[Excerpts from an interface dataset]
#####

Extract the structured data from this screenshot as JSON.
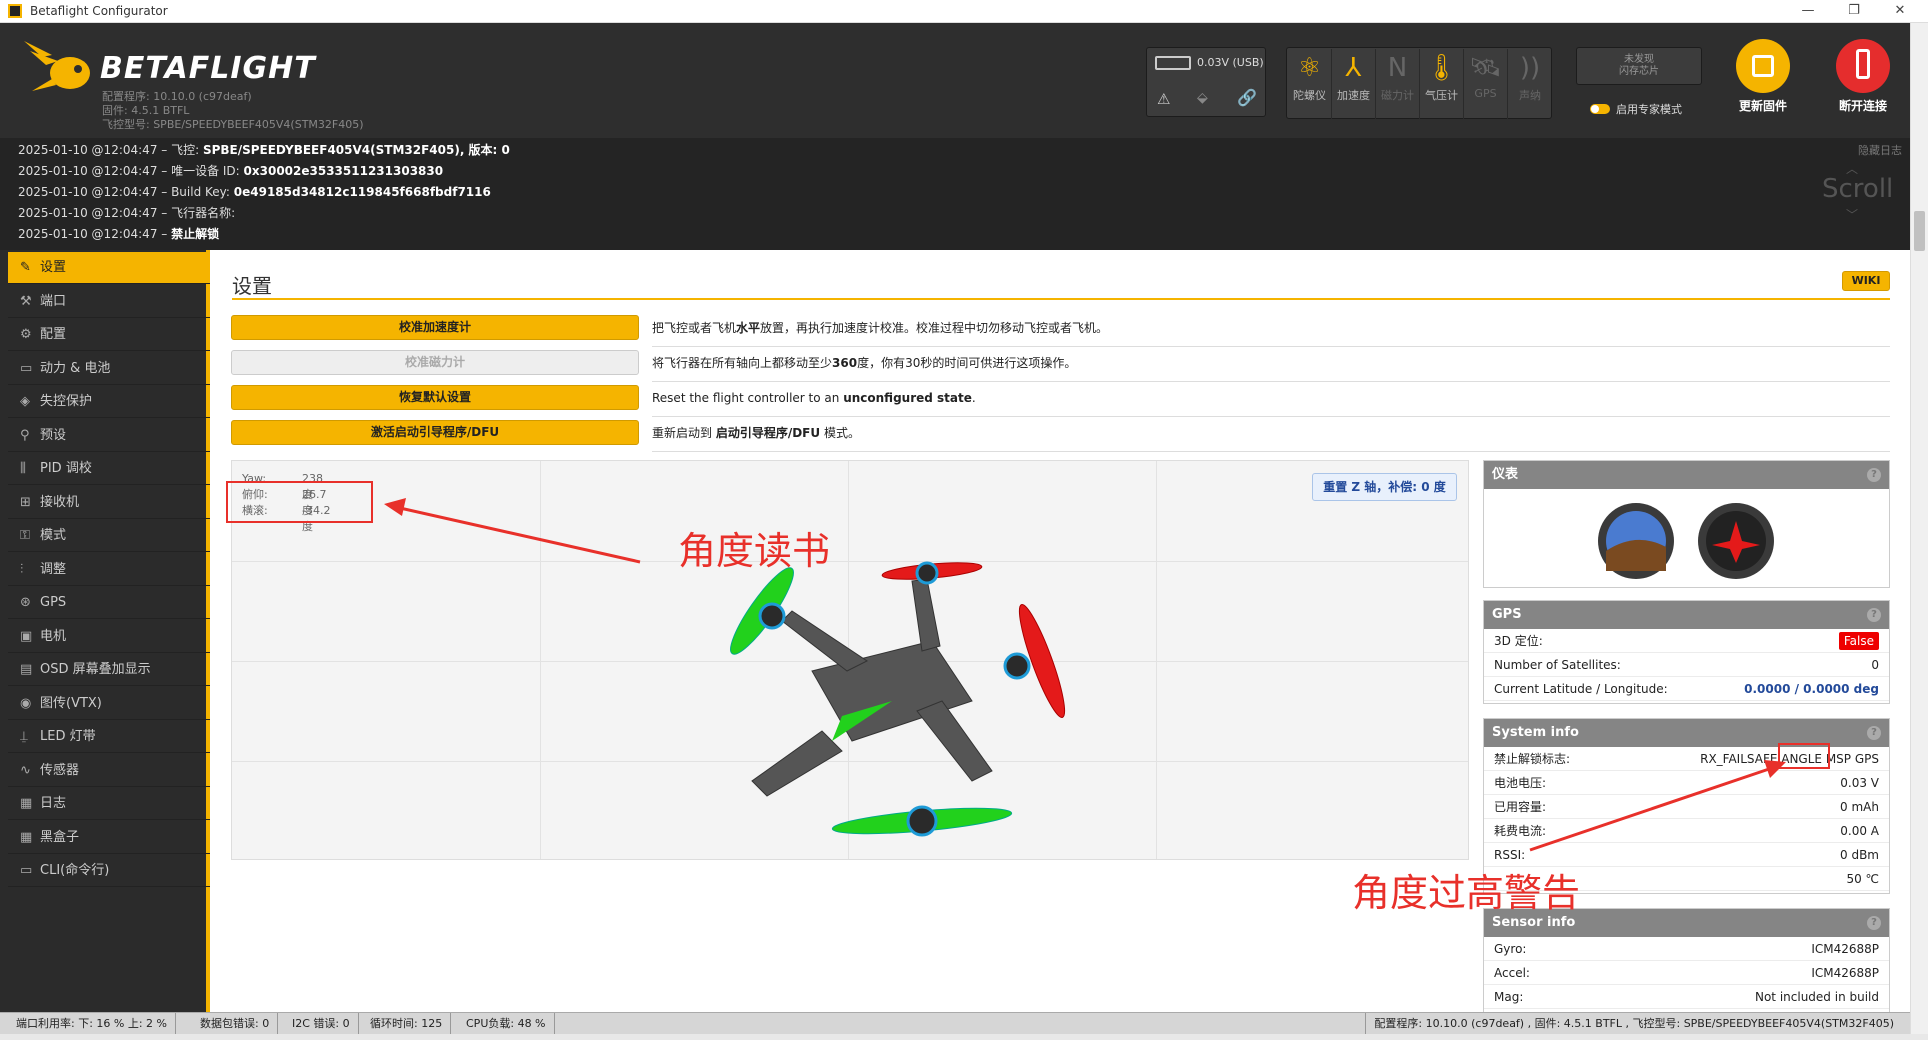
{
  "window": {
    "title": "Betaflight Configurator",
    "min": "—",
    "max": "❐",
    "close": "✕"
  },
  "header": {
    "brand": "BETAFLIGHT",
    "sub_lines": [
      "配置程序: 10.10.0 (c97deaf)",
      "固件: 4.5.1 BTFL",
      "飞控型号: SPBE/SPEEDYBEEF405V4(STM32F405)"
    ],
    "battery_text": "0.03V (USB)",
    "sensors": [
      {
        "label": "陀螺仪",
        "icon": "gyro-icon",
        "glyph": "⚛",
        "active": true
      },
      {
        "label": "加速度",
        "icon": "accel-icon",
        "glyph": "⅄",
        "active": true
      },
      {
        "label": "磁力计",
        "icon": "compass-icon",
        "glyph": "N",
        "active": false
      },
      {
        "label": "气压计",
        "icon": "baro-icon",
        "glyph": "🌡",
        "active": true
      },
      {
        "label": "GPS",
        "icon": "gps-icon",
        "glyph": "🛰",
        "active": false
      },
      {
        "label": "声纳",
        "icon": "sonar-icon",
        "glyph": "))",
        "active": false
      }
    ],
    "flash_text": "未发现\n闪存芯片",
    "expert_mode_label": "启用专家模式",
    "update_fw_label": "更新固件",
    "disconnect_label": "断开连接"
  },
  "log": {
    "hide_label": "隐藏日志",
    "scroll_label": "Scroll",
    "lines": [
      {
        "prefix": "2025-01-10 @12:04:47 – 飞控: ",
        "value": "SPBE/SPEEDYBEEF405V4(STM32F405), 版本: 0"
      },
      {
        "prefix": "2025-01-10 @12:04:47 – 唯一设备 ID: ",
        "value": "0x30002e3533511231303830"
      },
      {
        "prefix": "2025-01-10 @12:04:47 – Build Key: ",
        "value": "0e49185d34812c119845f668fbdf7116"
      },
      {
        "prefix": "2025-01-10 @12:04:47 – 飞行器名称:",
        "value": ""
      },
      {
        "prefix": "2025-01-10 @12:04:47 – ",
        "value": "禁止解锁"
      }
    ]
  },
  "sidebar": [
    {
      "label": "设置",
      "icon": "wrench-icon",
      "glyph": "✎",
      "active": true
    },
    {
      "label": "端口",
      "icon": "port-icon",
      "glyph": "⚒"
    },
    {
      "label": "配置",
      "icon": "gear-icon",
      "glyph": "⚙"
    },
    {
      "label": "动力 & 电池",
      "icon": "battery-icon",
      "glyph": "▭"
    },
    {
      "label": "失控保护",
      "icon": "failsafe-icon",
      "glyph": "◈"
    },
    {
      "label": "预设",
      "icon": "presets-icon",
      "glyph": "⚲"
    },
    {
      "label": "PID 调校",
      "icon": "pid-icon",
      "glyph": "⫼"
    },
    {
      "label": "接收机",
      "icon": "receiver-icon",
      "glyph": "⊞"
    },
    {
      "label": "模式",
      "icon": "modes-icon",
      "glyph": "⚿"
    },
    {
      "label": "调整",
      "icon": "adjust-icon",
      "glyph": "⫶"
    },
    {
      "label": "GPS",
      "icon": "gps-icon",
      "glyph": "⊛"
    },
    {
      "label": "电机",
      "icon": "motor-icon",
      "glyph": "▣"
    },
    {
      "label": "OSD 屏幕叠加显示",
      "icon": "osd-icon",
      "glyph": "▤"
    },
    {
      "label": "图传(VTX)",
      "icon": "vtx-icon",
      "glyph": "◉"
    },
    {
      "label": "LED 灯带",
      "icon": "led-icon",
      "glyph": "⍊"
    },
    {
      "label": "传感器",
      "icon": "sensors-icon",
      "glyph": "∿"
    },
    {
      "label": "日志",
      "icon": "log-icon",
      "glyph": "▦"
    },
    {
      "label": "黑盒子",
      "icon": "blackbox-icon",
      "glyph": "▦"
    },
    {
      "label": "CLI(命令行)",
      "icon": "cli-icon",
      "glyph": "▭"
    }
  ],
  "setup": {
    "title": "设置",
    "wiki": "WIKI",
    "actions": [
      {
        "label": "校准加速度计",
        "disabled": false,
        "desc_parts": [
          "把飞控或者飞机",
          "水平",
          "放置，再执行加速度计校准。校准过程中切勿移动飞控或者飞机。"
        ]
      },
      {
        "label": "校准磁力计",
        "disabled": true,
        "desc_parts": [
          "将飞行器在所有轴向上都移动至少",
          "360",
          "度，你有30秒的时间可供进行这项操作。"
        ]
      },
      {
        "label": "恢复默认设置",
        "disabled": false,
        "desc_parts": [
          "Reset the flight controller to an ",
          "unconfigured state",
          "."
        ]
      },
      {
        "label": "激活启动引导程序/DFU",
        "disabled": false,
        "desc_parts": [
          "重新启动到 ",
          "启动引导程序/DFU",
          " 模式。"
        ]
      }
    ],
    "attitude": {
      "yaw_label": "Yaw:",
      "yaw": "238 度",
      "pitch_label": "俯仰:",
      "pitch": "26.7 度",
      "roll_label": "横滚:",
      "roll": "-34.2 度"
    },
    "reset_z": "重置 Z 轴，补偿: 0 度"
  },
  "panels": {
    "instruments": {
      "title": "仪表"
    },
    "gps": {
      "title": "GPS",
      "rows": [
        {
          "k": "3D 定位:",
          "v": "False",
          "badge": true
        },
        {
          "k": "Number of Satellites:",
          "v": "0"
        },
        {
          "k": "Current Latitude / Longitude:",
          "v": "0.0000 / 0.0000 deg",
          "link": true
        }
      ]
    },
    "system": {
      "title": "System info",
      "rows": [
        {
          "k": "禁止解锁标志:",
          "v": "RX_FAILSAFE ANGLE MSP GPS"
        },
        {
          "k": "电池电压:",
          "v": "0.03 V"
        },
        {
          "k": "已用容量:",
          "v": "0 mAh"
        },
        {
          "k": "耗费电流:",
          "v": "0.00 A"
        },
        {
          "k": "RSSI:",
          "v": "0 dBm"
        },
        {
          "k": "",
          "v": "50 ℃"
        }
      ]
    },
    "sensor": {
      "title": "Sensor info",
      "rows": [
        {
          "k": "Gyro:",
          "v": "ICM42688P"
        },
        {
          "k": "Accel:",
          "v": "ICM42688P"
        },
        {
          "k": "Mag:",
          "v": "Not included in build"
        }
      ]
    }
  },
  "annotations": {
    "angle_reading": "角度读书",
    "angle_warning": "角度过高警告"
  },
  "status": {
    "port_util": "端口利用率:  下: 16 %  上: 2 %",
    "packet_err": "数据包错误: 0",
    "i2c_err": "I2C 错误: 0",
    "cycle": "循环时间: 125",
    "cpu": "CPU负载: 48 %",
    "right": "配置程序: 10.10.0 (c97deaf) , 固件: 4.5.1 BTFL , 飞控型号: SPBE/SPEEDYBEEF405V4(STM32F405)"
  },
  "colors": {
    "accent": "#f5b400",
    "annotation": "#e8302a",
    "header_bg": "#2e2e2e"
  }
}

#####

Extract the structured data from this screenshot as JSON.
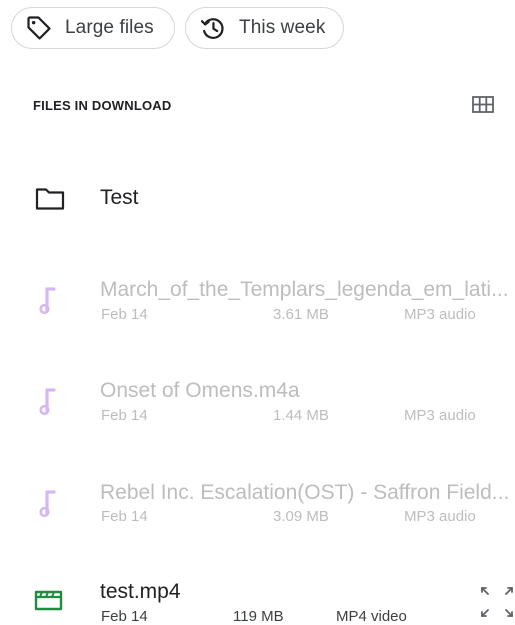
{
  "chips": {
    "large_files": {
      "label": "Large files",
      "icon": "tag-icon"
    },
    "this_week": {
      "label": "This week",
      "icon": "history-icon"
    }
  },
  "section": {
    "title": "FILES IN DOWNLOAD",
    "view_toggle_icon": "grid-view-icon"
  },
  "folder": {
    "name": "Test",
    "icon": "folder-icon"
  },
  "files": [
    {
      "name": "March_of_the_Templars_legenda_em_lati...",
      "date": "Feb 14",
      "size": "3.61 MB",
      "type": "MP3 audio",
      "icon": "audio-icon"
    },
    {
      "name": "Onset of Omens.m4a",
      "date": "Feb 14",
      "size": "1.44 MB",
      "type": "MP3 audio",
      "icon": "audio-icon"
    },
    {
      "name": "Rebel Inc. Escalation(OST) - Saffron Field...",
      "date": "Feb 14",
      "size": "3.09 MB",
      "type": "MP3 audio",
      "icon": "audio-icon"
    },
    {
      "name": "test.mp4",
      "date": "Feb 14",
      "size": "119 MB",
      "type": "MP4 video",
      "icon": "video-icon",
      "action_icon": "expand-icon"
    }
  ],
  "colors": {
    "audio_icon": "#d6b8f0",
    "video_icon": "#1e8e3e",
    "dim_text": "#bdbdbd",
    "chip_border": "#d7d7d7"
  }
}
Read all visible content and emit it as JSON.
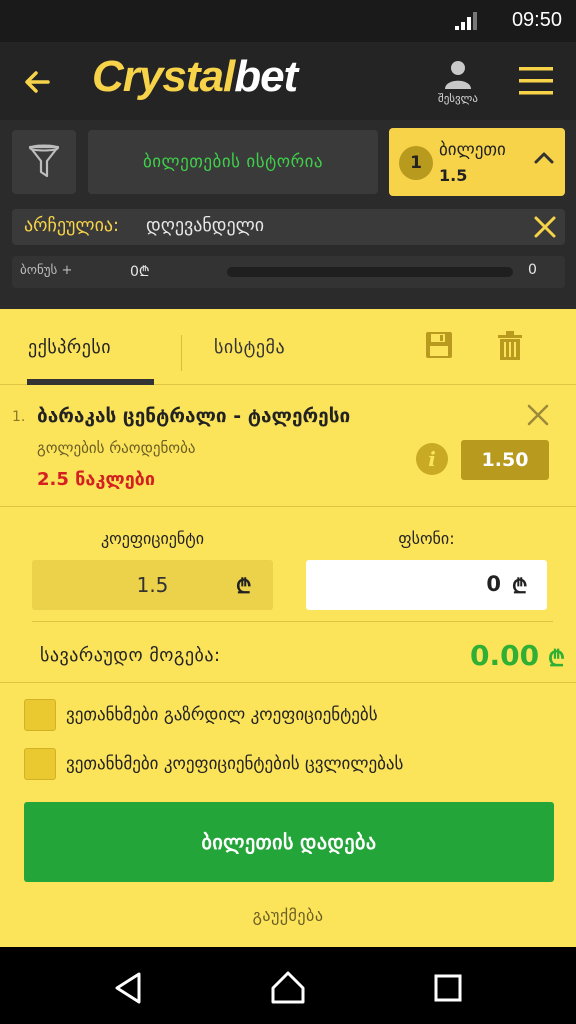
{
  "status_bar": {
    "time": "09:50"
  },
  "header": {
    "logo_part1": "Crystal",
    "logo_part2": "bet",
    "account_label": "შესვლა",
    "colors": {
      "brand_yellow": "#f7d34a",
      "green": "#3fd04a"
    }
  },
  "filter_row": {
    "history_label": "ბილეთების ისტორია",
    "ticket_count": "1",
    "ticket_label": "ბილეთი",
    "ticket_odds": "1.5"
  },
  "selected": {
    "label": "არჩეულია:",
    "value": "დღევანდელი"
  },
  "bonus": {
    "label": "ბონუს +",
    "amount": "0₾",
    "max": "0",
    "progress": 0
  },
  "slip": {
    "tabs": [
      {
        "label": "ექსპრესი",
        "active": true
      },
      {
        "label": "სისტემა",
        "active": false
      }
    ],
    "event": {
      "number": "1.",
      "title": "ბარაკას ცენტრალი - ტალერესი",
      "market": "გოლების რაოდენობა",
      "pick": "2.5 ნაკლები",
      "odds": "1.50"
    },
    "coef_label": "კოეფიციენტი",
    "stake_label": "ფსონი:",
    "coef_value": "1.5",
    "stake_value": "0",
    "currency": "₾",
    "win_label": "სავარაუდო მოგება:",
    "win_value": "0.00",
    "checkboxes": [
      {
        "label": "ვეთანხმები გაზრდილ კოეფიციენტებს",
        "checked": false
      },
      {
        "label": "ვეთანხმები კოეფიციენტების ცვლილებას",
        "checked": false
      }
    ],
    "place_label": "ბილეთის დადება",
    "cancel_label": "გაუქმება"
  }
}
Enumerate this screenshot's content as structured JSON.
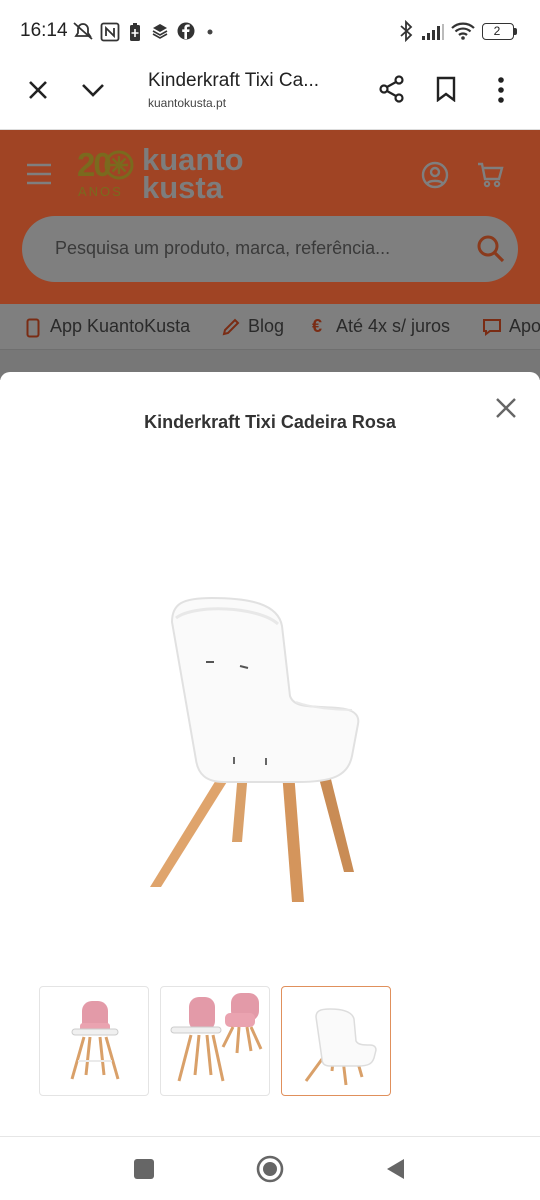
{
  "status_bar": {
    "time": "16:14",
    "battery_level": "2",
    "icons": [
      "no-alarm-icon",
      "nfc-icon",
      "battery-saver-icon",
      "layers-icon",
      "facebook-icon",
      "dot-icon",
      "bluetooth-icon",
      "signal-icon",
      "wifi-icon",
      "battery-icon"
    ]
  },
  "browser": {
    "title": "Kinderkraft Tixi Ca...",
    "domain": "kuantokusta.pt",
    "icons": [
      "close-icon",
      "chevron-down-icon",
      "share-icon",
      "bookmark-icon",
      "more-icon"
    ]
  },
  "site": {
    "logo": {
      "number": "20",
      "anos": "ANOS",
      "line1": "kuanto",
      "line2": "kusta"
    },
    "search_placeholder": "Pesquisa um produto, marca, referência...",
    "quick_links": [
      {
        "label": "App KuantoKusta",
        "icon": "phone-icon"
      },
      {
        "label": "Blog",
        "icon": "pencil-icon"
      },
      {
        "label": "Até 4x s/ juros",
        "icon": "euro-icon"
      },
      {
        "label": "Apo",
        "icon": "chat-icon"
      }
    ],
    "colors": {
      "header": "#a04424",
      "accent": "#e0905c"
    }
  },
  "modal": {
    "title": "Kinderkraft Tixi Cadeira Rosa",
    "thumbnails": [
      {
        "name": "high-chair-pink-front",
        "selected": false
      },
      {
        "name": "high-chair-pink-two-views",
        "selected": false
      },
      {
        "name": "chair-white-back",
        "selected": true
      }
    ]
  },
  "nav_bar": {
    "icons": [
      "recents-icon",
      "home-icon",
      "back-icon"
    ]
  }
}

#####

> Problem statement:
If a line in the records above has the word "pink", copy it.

> Your solution:
        "name": "high-chair-pink-front",
        "name": "high-chair-pink-two-views",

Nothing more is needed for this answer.